There are many insights. Beyond the realisation of the fragility of democratic systems, and the danger of nationalist-populistic movements, I would stress the interdependence between the different European nation-states regarding the impact of political phenomena. My work talks a lot about cross-border connections, transfers and collaboration between fascists from different countries.
Today, Europeans should be more aware about similar processes taking place in contemporary politics. Ultra-nationalists from different European nation-states strive to break the European Union, but at the same time they have no qualms about getting in touch with each other, copying and sharing their practices and policies across borders.
Even so, as a historian I observe fundamental differences in the context of today and the interwar period: the direct experience of total war with all its societal consequences has practically faded from most European regions (with the sole exceptions of the Balkans and now Ukraine).
Yet this is also a lesson for Europe’s present: better to work for maintaining and constructing peace than to let armed conflict proliferate throughout the world.
Why is it important to understand international veterans’ organisations during the Cold War?
Veterans’ international organisations offer an excellent window to observe the paradoxes, intersections and contradictions between, on the one hand, the ideal of international collaboration and understanding between nations (the United Nations system), and, on the other hand, “realist” international politics and confrontation between states and political blocs (of which the Cold War is exemplary).
Veterans were the legacy of the latter “confrontational” system, but through their international organisations such as the World Veterans Federation placed themselves within the former “collaborative” system. The tensions between these two worlds — war versus peace, rivalry versus cooperation, nationalism versus global consciousness — are most tellingly revealed through the history of veterans’ international platforms during the Cold War era.
Looking at how veterans’ issues evolved internationally during the second half of the twentieth century will also be useful for finding new ways to rethink veteranhood and military service today — an important matter in some countries, such as Australia itself.

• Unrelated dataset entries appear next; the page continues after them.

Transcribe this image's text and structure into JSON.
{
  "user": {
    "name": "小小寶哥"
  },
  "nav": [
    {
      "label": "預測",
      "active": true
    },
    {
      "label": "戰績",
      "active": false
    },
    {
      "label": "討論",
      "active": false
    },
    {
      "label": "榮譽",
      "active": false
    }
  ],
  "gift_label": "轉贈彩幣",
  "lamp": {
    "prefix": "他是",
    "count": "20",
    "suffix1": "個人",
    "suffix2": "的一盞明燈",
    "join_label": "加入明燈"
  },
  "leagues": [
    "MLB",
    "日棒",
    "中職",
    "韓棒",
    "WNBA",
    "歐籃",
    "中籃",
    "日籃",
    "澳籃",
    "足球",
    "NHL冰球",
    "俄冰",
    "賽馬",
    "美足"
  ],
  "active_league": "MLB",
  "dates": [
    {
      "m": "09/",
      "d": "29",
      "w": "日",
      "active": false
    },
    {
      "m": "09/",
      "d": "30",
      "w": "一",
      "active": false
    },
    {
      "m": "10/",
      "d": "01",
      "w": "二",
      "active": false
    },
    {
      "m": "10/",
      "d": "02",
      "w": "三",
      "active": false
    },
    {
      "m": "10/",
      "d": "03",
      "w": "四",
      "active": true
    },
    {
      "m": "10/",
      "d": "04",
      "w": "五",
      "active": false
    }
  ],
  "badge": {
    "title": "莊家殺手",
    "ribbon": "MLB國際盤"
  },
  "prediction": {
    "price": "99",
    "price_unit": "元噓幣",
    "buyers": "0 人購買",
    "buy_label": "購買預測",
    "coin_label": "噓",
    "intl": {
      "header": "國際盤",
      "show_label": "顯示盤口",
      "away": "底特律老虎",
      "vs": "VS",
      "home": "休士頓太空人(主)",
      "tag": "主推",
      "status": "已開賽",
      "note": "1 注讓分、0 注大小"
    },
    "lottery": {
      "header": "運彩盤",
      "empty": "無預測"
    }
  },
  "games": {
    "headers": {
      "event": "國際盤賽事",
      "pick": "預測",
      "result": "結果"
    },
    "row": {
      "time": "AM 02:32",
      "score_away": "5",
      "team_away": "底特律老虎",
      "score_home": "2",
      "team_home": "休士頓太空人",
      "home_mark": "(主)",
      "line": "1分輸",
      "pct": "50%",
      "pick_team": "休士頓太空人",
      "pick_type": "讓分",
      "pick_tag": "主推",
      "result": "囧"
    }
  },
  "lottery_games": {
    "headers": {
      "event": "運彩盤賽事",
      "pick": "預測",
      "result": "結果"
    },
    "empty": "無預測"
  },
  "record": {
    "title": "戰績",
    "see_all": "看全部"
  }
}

Name three texts that have shaped your scholarly practice as a historian of Modern Europe
I love this kind of question because it is so difficult to answer! Most inspiring for me were Eric J. Leed, No Man’s Land. Combat & Identity in World War I (Cambridge University Press, 1978) and George L. Mosse, Fallen Soldiers. Reshaping the Memory of the World Wars (Oxford University Press, 1990), although the kind of history that I practise now, and what I wrote ten years ago, is very different from that model. A third text that has opened new horizons for my scholarly practice is Jürgen Osterhammel’s, Die Verwandlung der Welt (The Transformation of the World: A Global History of the Nineteenth Century) (Princeton University Press, 2014).
What do you believe are the key challenges for the historian in our contemporary times?
The digital era has brought a new challenge to the authority of the professional historian. Now that people believe all world history is already in our smartphones, historians need to reassert their role not as guardians of the past who memorise and remember old events, but rather as providers of critical thinking, analytical tools, and rigorous reasoning about societal matters. These skills will allow us to differentiate the fake from the true and to build scientific and clear explanations about complex past and present problems.
Ángel Alcalde commenced in January 2019. He will be located in the West Wing of the Arts West Building. In 2019 he will be teaching the second-year subjects ‘Holocaust and Genocide’ (Semester 1) and ‘Hitler’s Germany’ (Semester 2), as well as teaching into ‘International History’ (MA level, Semester 2).